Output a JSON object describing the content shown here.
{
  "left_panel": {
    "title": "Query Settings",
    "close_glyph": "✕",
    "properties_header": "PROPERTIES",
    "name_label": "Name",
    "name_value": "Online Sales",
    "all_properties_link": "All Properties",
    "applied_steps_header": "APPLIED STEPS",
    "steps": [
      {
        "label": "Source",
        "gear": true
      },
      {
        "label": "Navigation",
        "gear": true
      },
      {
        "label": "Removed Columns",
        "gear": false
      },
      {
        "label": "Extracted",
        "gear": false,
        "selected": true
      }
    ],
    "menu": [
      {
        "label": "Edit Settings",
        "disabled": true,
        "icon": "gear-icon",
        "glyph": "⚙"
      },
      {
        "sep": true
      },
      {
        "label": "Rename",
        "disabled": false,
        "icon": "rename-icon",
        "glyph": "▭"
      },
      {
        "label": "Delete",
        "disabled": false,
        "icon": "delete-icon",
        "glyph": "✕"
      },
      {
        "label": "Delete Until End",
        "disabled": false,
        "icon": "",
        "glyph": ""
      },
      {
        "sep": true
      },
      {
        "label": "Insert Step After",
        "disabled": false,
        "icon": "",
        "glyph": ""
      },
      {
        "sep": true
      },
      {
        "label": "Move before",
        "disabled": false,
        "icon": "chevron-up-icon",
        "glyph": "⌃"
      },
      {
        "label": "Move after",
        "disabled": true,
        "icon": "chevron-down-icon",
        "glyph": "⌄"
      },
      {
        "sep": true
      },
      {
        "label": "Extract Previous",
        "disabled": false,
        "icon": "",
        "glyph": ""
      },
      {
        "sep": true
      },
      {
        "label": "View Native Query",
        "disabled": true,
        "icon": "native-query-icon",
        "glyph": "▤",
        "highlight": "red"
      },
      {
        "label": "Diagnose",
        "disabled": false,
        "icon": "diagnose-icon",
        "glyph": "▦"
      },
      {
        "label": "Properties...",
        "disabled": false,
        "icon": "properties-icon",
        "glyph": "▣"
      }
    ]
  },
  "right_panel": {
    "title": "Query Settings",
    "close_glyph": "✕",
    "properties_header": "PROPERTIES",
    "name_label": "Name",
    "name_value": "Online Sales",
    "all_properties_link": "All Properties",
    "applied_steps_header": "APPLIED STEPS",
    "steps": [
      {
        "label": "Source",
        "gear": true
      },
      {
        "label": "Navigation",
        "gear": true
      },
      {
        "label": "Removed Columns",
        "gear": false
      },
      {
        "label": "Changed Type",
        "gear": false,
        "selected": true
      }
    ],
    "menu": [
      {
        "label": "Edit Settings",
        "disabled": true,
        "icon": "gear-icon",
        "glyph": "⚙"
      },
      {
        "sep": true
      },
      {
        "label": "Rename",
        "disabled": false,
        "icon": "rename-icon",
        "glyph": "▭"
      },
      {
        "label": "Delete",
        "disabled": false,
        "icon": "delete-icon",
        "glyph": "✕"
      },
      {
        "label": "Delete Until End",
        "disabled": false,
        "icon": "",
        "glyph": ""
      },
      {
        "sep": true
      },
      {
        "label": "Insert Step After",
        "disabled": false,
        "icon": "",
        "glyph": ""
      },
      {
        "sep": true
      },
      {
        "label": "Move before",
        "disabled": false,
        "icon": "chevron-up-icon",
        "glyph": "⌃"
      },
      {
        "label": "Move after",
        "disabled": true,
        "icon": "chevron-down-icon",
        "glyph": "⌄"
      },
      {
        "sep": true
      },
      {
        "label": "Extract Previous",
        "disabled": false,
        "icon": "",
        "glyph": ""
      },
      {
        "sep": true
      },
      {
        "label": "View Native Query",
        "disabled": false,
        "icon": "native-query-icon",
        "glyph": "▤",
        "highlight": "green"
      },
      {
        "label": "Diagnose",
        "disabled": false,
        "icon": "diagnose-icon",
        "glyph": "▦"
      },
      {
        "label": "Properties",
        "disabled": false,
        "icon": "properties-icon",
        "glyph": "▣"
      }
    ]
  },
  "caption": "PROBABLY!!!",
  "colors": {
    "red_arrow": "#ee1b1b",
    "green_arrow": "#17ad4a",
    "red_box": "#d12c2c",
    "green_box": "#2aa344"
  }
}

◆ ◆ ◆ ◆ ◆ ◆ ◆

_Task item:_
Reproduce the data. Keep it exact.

_The completed task:_
Output a JSON object describing the content shown here.
{
  "left_panel": {
    "title": "Query Settings",
    "close_glyph": "✕",
    "properties_header": "PROPERTIES",
    "name_label": "Name",
    "name_value": "Online Sales",
    "all_properties_link": "All Properties",
    "applied_steps_header": "APPLIED STEPS",
    "steps": [
      {
        "label": "Source",
        "gear": true
      },
      {
        "label": "Navigation",
        "gear": true
      },
      {
        "label": "Removed Columns",
        "gear": false
      },
      {
        "label": "Extracted",
        "gear": false,
        "selected": true
      }
    ],
    "menu": [
      {
        "label": "Edit Settings",
        "disabled": true,
        "icon": "gear-icon",
        "glyph": "⚙"
      },
      {
        "sep": true
      },
      {
        "label": "Rename",
        "disabled": false,
        "icon": "rename-icon",
        "glyph": "▭"
      },
      {
        "label": "Delete",
        "disabled": false,
        "icon": "delete-icon",
        "glyph": "✕"
      },
      {
        "label": "Delete Until End",
        "disabled": false,
        "icon": "",
        "glyph": ""
      },
      {
        "sep": true
      },
      {
        "label": "Insert Step After",
        "disabled": false,
        "icon": "",
        "glyph": ""
      },
      {
        "sep": true
      },
      {
        "label": "Move before",
        "disabled": false,
        "icon": "chevron-up-icon",
        "glyph": "⌃"
      },
      {
        "label": "Move after",
        "disabled": true,
        "icon": "chevron-down-icon",
        "glyph": "⌄"
      },
      {
        "sep": true
      },
      {
        "label": "Extract Previous",
        "disabled": false,
        "icon": "",
        "glyph": ""
      },
      {
        "sep": true
      },
      {
        "label": "View Native Query",
        "disabled": true,
        "icon": "native-query-icon",
        "glyph": "▤",
        "highlight": "red"
      },
      {
        "label": "Diagnose",
        "disabled": false,
        "icon": "diagnose-icon",
        "glyph": "▦"
      },
      {
        "label": "Properties...",
        "disabled": false,
        "icon": "properties-icon",
        "glyph": "▣"
      }
    ]
  },
  "right_panel": {
    "title": "Query Settings",
    "close_glyph": "✕",
    "properties_header": "PROPERTIES",
    "name_label": "Name",
    "name_value": "Online Sales",
    "all_properties_link": "All Properties",
    "applied_steps_header": "APPLIED STEPS",
    "steps": [
      {
        "label": "Source",
        "gear": true
      },
      {
        "label": "Navigation",
        "gear": true
      },
      {
        "label": "Removed Columns",
        "gear": false
      },
      {
        "label": "Changed Type",
        "gear": false,
        "selected": true
      }
    ],
    "menu": [
      {
        "label": "Edit Settings",
        "disabled": true,
        "icon": "gear-icon",
        "glyph": "⚙"
      },
      {
        "sep": true
      },
      {
        "label": "Rename",
        "disabled": false,
        "icon": "rename-icon",
        "glyph": "▭"
      },
      {
        "label": "Delete",
        "disabled": false,
        "icon": "delete-icon",
        "glyph": "✕"
      },
      {
        "label": "Delete Until End",
        "disabled": false,
        "icon": "",
        "glyph": ""
      },
      {
        "sep": true
      },
      {
        "label": "Insert Step After",
        "disabled": false,
        "icon": "",
        "glyph": ""
      },
      {
        "sep": true
      },
      {
        "label": "Move before",
        "disabled": false,
        "icon": "chevron-up-icon",
        "glyph": "⌃"
      },
      {
        "label": "Move after",
        "disabled": true,
        "icon": "chevron-down-icon",
        "glyph": "⌄"
      },
      {
        "sep": true
      },
      {
        "label": "Extract Previous",
        "disabled": false,
        "icon": "",
        "glyph": ""
      },
      {
        "sep": true
      },
      {
        "label": "View Native Query",
        "disabled": false,
        "icon": "native-query-icon",
        "glyph": "▤",
        "highlight": "green"
      },
      {
        "label": "Diagnose",
        "disabled": false,
        "icon": "diagnose-icon",
        "glyph": "▦"
      },
      {
        "label": "Properties",
        "disabled": false,
        "icon": "properties-icon",
        "glyph": "▣"
      }
    ]
  },
  "caption": "PROBABLY!!!",
  "colors": {
    "red_arrow": "#ee1b1b",
    "green_arrow": "#17ad4a",
    "red_box": "#d12c2c",
    "green_box": "#2aa344"
  }
}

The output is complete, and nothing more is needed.